WHAT THE TASK REQUIRES: Copy each line of the data that has "body" in it.

START RECORDED INFORMATION

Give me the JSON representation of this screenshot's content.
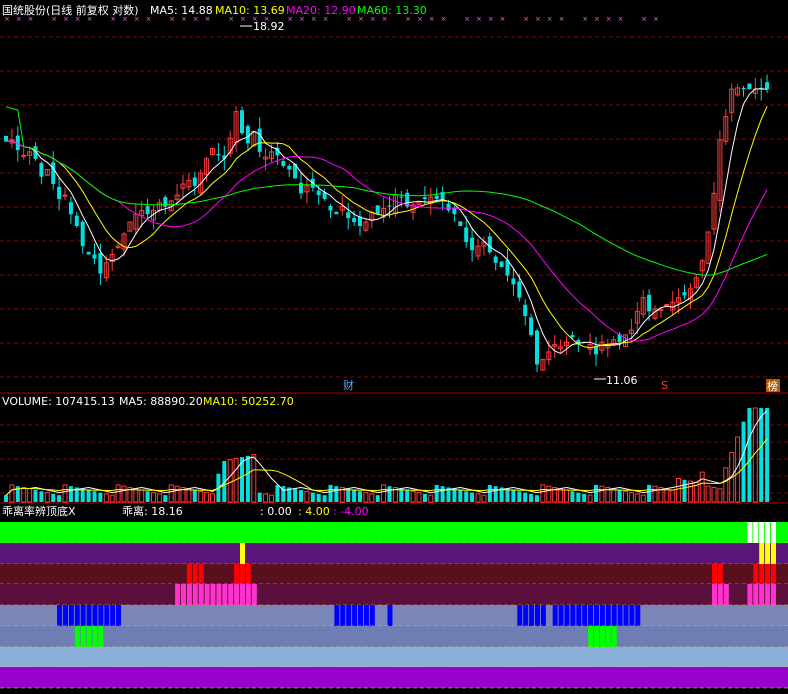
{
  "header": {
    "title": "国统股份(日线 前复权 对数)",
    "ma5": "MA5: 14.88",
    "ma10": "MA10: 13.69",
    "ma20": "MA20: 12.90",
    "ma60": "MA60: 13.30"
  },
  "annotations": {
    "high_label": "18.92",
    "low_label": "11.06",
    "marker_cai": "财",
    "marker_s": "S",
    "marker_bang": "榜"
  },
  "volume_header": {
    "volume": "VOLUME: 107415.13",
    "ma5": "MA5: 88890.20",
    "ma10": "MA10: 50252.70"
  },
  "indicator_header": {
    "name": "乖离率辨顶底X",
    "value_label": "乖离: 18.16",
    "v1": ": 0.00",
    "v2": ": 4.00",
    "v3": ": -4.00"
  },
  "colors": {
    "up": "#ff3b3b",
    "down": "#00e0e0",
    "ma5": "#ffffff",
    "ma10": "#ffff00",
    "ma20": "#ff00ff",
    "ma60": "#00ff00",
    "grid": "#8b0000"
  },
  "chart_data": {
    "type": "candlestick",
    "scale": "log",
    "y_range": [
      10.6,
      20.6
    ],
    "series_points": 130,
    "price_high": 18.92,
    "price_low": 11.06,
    "close_last": 18.16,
    "volume_last": 107415.13,
    "volume_ma5_last": 88890.2,
    "volume_ma10_last": 50252.7,
    "indicator_values": {
      "deviation": 18.16,
      "zero": 0.0,
      "upper": 4.0,
      "lower": -4.0
    },
    "closes": [
      16.55,
      16.6,
      16.3,
      16.15,
      16.25,
      16.05,
      15.55,
      15.75,
      15.35,
      14.95,
      15.05,
      14.55,
      14.25,
      13.75,
      13.55,
      13.45,
      13.1,
      13.35,
      13.55,
      13.75,
      14.05,
      14.35,
      14.55,
      14.65,
      14.55,
      14.65,
      14.85,
      14.75,
      14.9,
      15.05,
      15.35,
      15.45,
      15.3,
      15.65,
      16.05,
      16.35,
      16.15,
      16.05,
      16.65,
      17.45,
      16.8,
      16.5,
      16.85,
      16.25,
      16.1,
      16.25,
      16.15,
      15.85,
      15.75,
      15.5,
      15.1,
      15.3,
      15.25,
      15.05,
      14.95,
      14.65,
      14.55,
      14.75,
      14.45,
      14.35,
      14.25,
      14.35,
      14.6,
      14.55,
      14.7,
      14.75,
      15.05,
      15.0,
      14.75,
      14.8,
      14.85,
      14.95,
      15.0,
      14.95,
      14.9,
      14.65,
      14.55,
      14.25,
      13.85,
      13.65,
      13.75,
      13.85,
      13.6,
      13.35,
      13.25,
      13.05,
      12.85,
      12.55,
      12.15,
      11.75,
      11.15,
      11.25,
      11.4,
      11.55,
      11.5,
      11.6,
      11.7,
      11.55,
      11.6,
      11.55,
      11.35,
      11.6,
      11.55,
      11.65,
      11.6,
      11.75,
      11.85,
      12.25,
      12.55,
      12.25,
      12.3,
      12.3,
      12.4,
      12.45,
      12.55,
      12.6,
      12.75,
      13.0,
      13.4,
      14.1,
      15.1,
      16.6,
      17.3,
      18.16,
      18.2,
      18.16,
      18.16,
      18.16,
      18.16,
      18.16
    ],
    "volume_bars": 130,
    "indicator_rows": [
      {
        "name": "row1",
        "base": "#00ff00",
        "marks": "#ffffff"
      },
      {
        "name": "row2",
        "base": "#5a1578",
        "marks": "#ffff00"
      },
      {
        "name": "row3",
        "base": "#5a0f1e",
        "marks": "#ff0000"
      },
      {
        "name": "row4",
        "base": "#5a0f3c",
        "marks": "#ff33cc"
      },
      {
        "name": "row5",
        "base": "#7a86b8",
        "marks": "#0000ff"
      },
      {
        "name": "row6",
        "base": "#6e7eb4",
        "marks": "#00ff00"
      },
      {
        "name": "row7",
        "base": "#8aaed8",
        "marks": ""
      },
      {
        "name": "row8",
        "base": "#9900cc",
        "marks": ""
      }
    ]
  }
}
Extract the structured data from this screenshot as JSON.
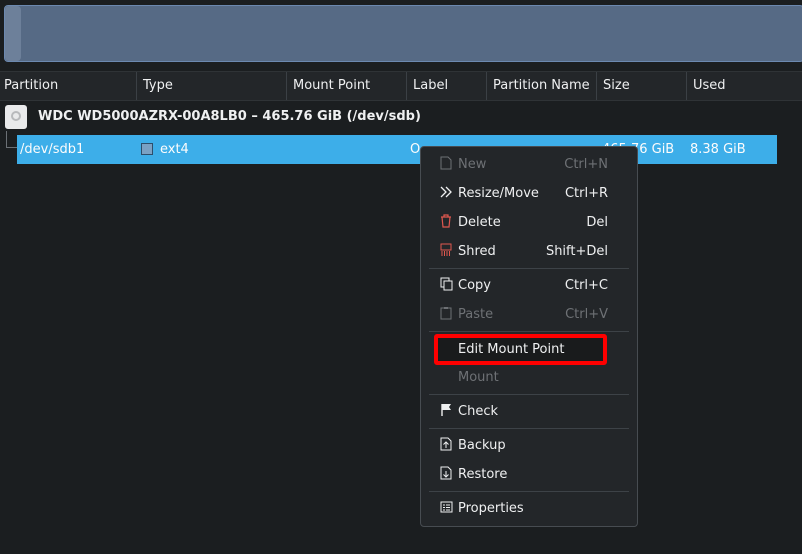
{
  "columns": [
    "Partition",
    "Type",
    "Mount Point",
    "Label",
    "Partition Name",
    "Size",
    "Used"
  ],
  "device": {
    "title": "WDC WD5000AZRX-00A8LB0 – 465.76 GiB (/dev/sdb)",
    "icon": "hard-disk-icon"
  },
  "partition": {
    "name": "/dev/sdb1",
    "type": "ext4",
    "label_partial": "O",
    "size_partial": "465.76 GiB",
    "used": "8.38 GiB",
    "type_color": "#7aa1c4"
  },
  "menu": {
    "new": {
      "label": "New",
      "shortcut": "Ctrl+N"
    },
    "resize": {
      "label": "Resize/Move",
      "shortcut": "Ctrl+R"
    },
    "delete": {
      "label": "Delete",
      "shortcut": "Del"
    },
    "shred": {
      "label": "Shred",
      "shortcut": "Shift+Del"
    },
    "copy": {
      "label": "Copy",
      "shortcut": "Ctrl+C"
    },
    "paste": {
      "label": "Paste",
      "shortcut": "Ctrl+V"
    },
    "edit_mount": {
      "label": "Edit Mount Point"
    },
    "mount": {
      "label": "Mount"
    },
    "check": {
      "label": "Check"
    },
    "backup": {
      "label": "Backup"
    },
    "restore": {
      "label": "Restore"
    },
    "properties": {
      "label": "Properties"
    }
  },
  "colors": {
    "selection": "#3daee9",
    "highlight_box": "#ff0000",
    "background": "#1b1e20"
  }
}
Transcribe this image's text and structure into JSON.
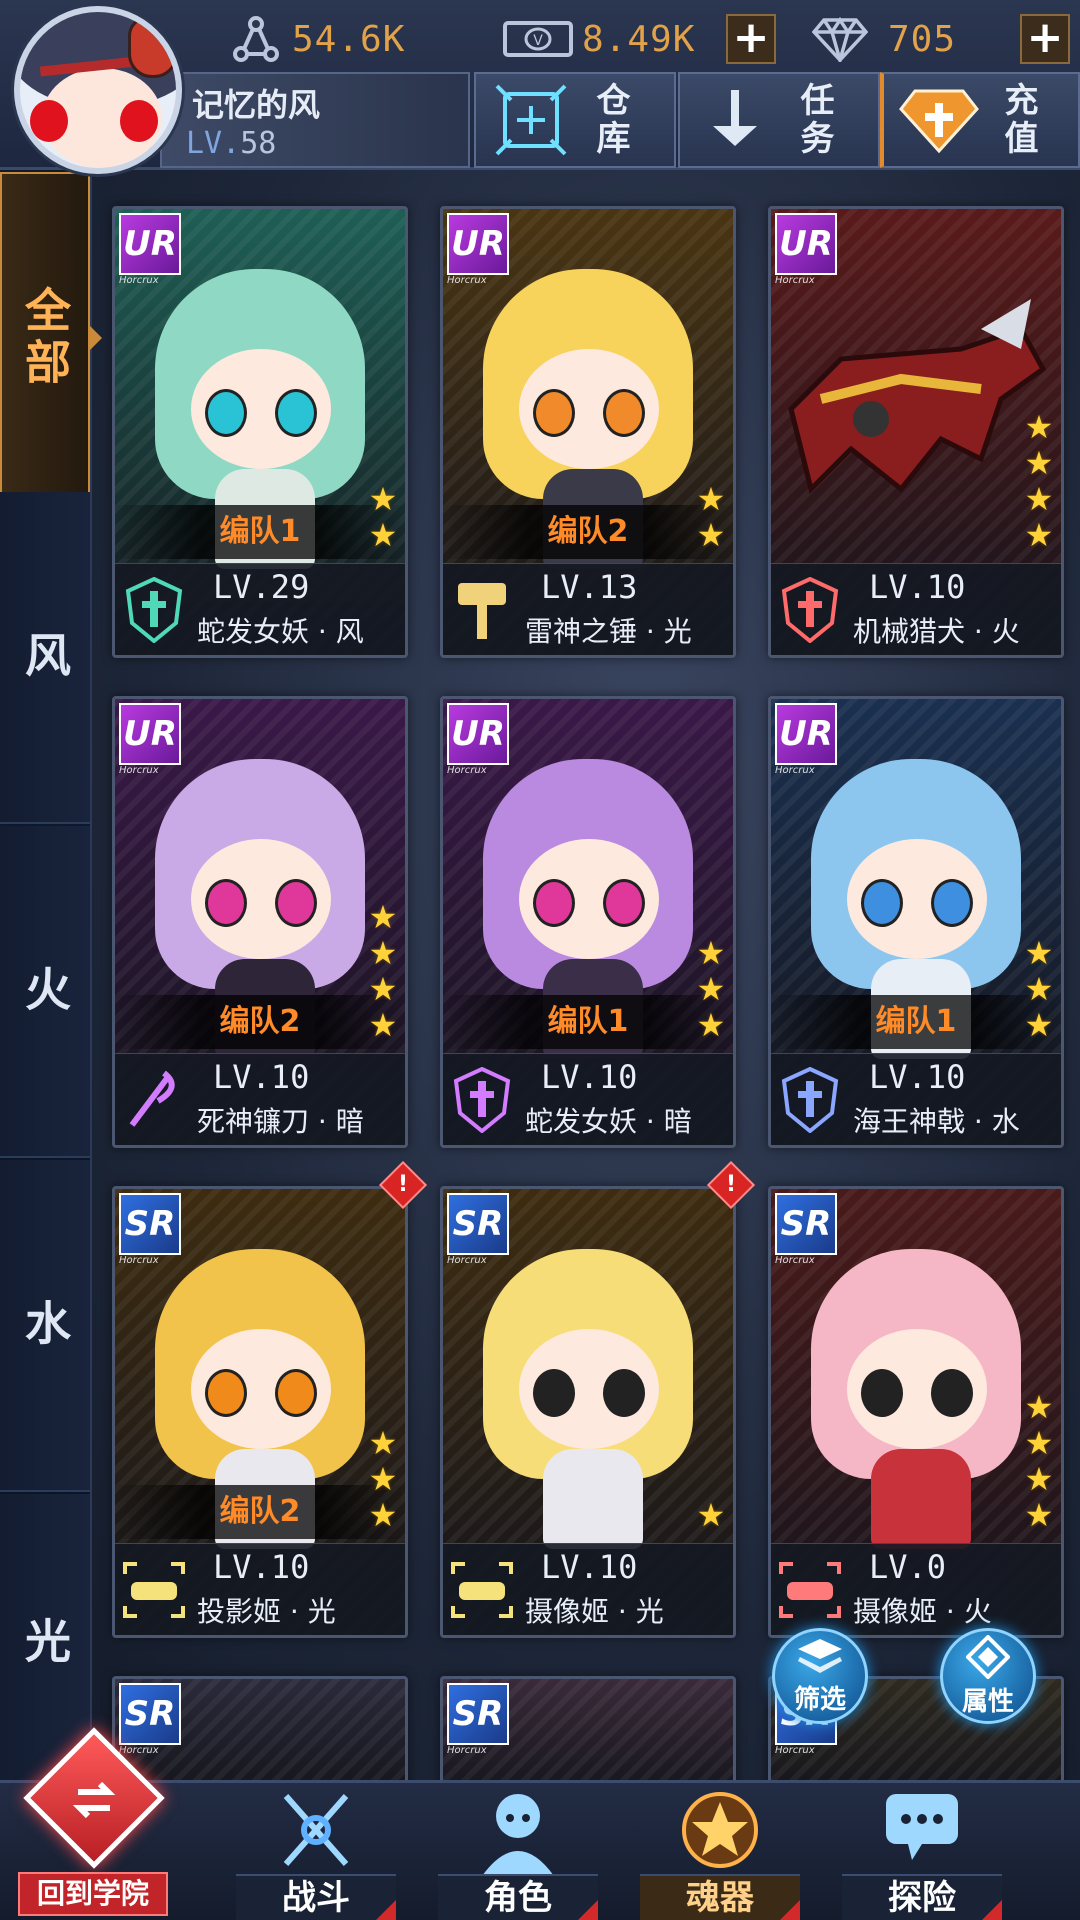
{
  "player": {
    "name": "记忆的风",
    "level_prefix": "LV.",
    "level": "58"
  },
  "resources": {
    "power": "54.6K",
    "cash": "8.49K",
    "diamond": "705"
  },
  "top_buttons": {
    "warehouse": "仓库",
    "quests": "任务",
    "recharge": "充值"
  },
  "filters": [
    "全部",
    "风",
    "火",
    "水",
    "光"
  ],
  "active_filter": "全部",
  "cards": [
    {
      "rank": "UR",
      "rank_sub": "Horcrux",
      "team": "编队1",
      "stars": 2,
      "lv": "LV.29",
      "name": "蛇发女妖 · 风",
      "theme": "#1e5f55",
      "hair": "#8fd9c4",
      "eye": "#2ac3d6",
      "body": "#dfe9e4",
      "type_icon": "cross-shield",
      "type_color": "#4fd9b9"
    },
    {
      "rank": "UR",
      "rank_sub": "Horcrux",
      "team": "编队2",
      "stars": 2,
      "lv": "LV.13",
      "name": "雷神之锤 · 光",
      "theme": "#4a3512",
      "hair": "#f7d35c",
      "eye": "#f08a2a",
      "body": "#3a3a48",
      "type_icon": "hammer",
      "type_color": "#f0d27a"
    },
    {
      "rank": "UR",
      "rank_sub": "Horcrux",
      "team": "",
      "stars": 4,
      "lv": "LV.10",
      "name": "机械猎犬 · 火",
      "theme": "#5a1a1a",
      "hair": "",
      "eye": "",
      "body": "",
      "type_icon": "cross-shield",
      "type_color": "#ff6a6a"
    },
    {
      "rank": "UR",
      "rank_sub": "Horcrux",
      "team": "编队2",
      "stars": 4,
      "lv": "LV.10",
      "name": "死神镰刀 · 暗",
      "theme": "#3a1848",
      "hair": "#c9a9e6",
      "eye": "#e0389a",
      "body": "#2e2538",
      "type_icon": "scythe",
      "type_color": "#d37cff"
    },
    {
      "rank": "UR",
      "rank_sub": "Horcrux",
      "team": "编队1",
      "stars": 3,
      "lv": "LV.10",
      "name": "蛇发女妖 · 暗",
      "theme": "#3a1848",
      "hair": "#b98ae0",
      "eye": "#e0389a",
      "body": "#3a2e48",
      "type_icon": "cross-shield",
      "type_color": "#d37cff"
    },
    {
      "rank": "UR",
      "rank_sub": "Horcrux",
      "team": "编队1",
      "stars": 3,
      "lv": "LV.10",
      "name": "海王神戟 · 水",
      "theme": "#1a3050",
      "hair": "#8cc6ef",
      "eye": "#3f8fe0",
      "body": "#e8eef6",
      "type_icon": "cross-shield",
      "type_color": "#8aa6ff"
    },
    {
      "rank": "SR",
      "rank_sub": "Horcrux",
      "team": "编队2",
      "stars": 3,
      "lv": "LV.10",
      "name": "投影姬 · 光",
      "theme": "#3e2c10",
      "hair": "#f2c34a",
      "eye": "#f08a1a",
      "body": "#e8e8ee",
      "type_icon": "projector",
      "type_color": "#f5e27a",
      "alert": true
    },
    {
      "rank": "SR",
      "rank_sub": "Horcrux",
      "team": "",
      "stars": 1,
      "lv": "LV.10",
      "name": "摄像姬 · 光",
      "theme": "#3e2c10",
      "hair": "#f7dd78",
      "eye": "#222",
      "body": "#e8e8ee",
      "type_icon": "projector",
      "type_color": "#f5e27a",
      "alert": true
    },
    {
      "rank": "SR",
      "rank_sub": "Horcrux",
      "team": "",
      "stars": 4,
      "lv": "LV.0",
      "name": "摄像姬 · 火",
      "theme": "#4a1a1a",
      "hair": "#f5b7c5",
      "eye": "#222",
      "body": "#c8323a",
      "type_icon": "projector",
      "type_color": "#ff7a7a"
    }
  ],
  "partial_cards": [
    {
      "rank": "SR",
      "rank_sub": "Horcrux",
      "theme": "#2a2a3a"
    },
    {
      "rank": "SR",
      "rank_sub": "Horcrux",
      "theme": "#3a2a3a"
    },
    {
      "rank": "SR",
      "rank_sub": "Horcrux",
      "theme": "#2e2a20"
    }
  ],
  "float_buttons": {
    "filter": "筛选",
    "attribute": "属性"
  },
  "bottom_nav": {
    "back": "回到学院",
    "battle": "战斗",
    "character": "角色",
    "soulware": "魂器",
    "explore": "探险"
  },
  "colors": {
    "accent": "#e38a2a",
    "gold": "#e1a24a",
    "star": "#ffd23a",
    "team": "#ff8a28"
  }
}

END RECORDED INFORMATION

ANSWER AREA:
      "body": "#dfe9e4",
      "body": "#3a3a48",
      "body": "",
      "body": "#2e2538",
      "body": "#3a2e48",
      "body": "#e8eef6",
      "body": "#e8e8ee",
      "body": "#e8e8ee",
      "body": "#c8323a",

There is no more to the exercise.